→ **Task details**
Every line with the string "true" should be copied from the data.

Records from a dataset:
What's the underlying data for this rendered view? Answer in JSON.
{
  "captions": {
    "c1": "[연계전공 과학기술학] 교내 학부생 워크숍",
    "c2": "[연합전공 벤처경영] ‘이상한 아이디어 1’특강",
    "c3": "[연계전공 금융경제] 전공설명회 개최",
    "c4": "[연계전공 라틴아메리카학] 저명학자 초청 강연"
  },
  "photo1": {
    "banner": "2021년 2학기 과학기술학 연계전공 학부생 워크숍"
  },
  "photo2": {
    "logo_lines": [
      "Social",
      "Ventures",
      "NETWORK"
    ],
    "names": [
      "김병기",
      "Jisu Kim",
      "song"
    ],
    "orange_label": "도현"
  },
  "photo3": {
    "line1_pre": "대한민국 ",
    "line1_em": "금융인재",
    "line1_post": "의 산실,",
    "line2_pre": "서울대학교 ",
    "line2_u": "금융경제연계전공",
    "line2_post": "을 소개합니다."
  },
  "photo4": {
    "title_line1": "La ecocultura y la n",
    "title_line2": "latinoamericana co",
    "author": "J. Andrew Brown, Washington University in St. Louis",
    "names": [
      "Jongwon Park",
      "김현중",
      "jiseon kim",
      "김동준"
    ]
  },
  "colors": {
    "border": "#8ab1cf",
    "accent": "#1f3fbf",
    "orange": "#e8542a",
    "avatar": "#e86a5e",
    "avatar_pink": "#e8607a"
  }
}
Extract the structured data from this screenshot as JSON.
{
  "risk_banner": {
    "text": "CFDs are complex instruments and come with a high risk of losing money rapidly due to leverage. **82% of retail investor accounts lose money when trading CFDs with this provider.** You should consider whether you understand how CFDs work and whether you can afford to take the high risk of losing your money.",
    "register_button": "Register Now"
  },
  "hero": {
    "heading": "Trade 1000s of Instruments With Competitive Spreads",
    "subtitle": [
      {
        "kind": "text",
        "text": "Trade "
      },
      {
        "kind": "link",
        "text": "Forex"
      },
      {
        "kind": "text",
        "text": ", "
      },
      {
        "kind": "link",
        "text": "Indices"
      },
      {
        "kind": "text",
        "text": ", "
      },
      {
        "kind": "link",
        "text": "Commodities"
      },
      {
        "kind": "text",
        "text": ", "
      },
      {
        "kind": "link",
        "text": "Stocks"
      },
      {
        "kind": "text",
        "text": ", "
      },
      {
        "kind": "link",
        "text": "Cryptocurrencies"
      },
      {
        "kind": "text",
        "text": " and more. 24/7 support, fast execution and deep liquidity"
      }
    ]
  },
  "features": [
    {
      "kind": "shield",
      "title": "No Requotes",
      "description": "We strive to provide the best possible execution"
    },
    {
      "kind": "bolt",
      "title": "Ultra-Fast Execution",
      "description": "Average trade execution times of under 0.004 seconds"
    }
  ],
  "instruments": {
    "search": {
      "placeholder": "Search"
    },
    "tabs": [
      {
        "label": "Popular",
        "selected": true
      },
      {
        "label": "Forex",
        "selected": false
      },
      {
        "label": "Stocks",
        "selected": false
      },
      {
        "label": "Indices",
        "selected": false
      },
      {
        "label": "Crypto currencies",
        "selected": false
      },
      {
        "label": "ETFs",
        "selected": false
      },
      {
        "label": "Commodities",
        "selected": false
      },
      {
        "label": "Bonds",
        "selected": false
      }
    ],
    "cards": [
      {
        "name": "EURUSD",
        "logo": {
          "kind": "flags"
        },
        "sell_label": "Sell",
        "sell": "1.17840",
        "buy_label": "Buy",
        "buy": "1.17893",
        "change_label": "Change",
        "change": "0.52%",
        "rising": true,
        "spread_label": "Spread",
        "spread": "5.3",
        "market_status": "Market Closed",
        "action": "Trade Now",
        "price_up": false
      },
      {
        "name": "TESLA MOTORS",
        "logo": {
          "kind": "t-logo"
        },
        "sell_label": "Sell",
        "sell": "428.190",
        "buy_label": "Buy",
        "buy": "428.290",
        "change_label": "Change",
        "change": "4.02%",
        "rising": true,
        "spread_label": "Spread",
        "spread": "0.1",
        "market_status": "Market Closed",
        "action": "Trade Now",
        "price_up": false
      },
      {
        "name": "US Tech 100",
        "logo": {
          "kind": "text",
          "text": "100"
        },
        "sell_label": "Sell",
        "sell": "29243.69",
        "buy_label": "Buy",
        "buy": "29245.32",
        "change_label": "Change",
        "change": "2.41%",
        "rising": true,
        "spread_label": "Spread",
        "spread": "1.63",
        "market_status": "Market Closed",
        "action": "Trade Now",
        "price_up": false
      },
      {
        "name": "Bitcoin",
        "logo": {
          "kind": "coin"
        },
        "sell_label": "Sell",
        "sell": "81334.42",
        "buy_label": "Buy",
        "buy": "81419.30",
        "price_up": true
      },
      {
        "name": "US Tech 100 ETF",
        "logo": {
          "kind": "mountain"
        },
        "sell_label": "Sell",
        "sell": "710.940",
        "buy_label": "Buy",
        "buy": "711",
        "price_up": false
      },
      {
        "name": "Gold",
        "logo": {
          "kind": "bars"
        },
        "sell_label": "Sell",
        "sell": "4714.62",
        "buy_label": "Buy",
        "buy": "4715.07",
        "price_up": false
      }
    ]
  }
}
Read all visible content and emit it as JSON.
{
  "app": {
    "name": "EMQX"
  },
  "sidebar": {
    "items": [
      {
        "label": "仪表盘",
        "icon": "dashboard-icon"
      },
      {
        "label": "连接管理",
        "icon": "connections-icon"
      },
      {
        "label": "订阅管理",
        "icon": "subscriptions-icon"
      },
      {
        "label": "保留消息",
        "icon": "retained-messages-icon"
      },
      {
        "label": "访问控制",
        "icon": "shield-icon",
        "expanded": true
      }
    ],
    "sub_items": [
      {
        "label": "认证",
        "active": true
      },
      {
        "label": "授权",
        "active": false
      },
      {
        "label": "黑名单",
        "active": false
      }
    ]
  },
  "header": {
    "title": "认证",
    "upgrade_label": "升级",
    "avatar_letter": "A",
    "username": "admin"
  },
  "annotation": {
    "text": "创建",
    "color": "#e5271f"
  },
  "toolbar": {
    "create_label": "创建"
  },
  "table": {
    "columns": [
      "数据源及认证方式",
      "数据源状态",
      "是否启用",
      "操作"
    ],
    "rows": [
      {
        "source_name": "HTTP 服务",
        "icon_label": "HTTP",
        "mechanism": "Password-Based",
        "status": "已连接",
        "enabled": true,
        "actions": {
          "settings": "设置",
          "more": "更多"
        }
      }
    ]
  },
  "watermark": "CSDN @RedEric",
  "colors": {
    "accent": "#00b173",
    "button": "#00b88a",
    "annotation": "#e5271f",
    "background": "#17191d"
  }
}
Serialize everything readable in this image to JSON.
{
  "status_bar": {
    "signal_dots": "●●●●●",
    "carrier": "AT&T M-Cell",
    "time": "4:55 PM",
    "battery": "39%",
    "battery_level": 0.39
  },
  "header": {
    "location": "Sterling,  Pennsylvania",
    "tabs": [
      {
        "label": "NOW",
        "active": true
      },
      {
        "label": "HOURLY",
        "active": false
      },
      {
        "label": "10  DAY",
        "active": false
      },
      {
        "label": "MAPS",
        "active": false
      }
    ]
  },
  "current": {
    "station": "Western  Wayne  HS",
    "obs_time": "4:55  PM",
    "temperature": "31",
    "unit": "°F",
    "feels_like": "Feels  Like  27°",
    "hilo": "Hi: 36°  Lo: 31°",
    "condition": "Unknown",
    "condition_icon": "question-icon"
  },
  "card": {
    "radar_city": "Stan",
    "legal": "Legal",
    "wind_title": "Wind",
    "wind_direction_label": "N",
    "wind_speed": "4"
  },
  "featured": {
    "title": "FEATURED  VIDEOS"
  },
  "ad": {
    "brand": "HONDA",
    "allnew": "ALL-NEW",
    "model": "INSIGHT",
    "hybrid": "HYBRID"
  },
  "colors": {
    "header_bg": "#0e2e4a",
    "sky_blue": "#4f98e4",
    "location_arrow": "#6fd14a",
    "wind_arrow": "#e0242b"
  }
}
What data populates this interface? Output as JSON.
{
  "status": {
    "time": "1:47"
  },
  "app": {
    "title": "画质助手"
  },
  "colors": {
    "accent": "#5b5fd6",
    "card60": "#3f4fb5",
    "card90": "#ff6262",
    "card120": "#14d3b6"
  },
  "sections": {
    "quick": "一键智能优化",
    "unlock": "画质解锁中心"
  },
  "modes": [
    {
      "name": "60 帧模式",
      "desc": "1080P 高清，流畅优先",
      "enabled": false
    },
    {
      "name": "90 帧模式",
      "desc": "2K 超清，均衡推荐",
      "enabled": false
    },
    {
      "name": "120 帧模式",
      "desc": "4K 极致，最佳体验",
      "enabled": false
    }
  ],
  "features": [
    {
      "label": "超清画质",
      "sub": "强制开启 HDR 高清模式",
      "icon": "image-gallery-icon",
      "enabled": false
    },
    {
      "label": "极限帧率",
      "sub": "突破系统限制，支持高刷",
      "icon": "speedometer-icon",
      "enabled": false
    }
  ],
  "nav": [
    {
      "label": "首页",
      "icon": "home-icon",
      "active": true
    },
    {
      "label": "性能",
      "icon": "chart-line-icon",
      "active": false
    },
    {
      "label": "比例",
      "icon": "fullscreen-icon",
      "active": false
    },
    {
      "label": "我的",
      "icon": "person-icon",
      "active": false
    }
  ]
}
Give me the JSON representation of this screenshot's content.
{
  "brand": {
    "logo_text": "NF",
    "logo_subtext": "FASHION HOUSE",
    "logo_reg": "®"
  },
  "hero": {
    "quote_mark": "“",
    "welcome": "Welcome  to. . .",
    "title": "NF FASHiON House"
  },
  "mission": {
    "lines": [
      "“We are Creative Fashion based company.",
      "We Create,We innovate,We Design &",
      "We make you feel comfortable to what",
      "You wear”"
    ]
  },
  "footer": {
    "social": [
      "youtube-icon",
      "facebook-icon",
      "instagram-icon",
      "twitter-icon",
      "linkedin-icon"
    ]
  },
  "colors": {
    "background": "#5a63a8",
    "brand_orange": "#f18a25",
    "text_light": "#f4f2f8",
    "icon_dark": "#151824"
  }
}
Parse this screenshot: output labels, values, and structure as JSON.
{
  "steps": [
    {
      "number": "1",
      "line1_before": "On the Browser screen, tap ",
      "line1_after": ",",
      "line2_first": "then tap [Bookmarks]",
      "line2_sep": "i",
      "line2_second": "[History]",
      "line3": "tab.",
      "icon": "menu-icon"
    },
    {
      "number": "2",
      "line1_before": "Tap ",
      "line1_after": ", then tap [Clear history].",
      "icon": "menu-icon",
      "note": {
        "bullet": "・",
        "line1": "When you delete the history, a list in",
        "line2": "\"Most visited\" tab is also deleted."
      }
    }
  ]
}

→ **Response**
        "selected": true
        "rising": true,
        "rising": true,
        "rising": true,
        "price_up": true
        "expanded": true
        "active": true
        "enabled": true,
        "active": true
      "active": true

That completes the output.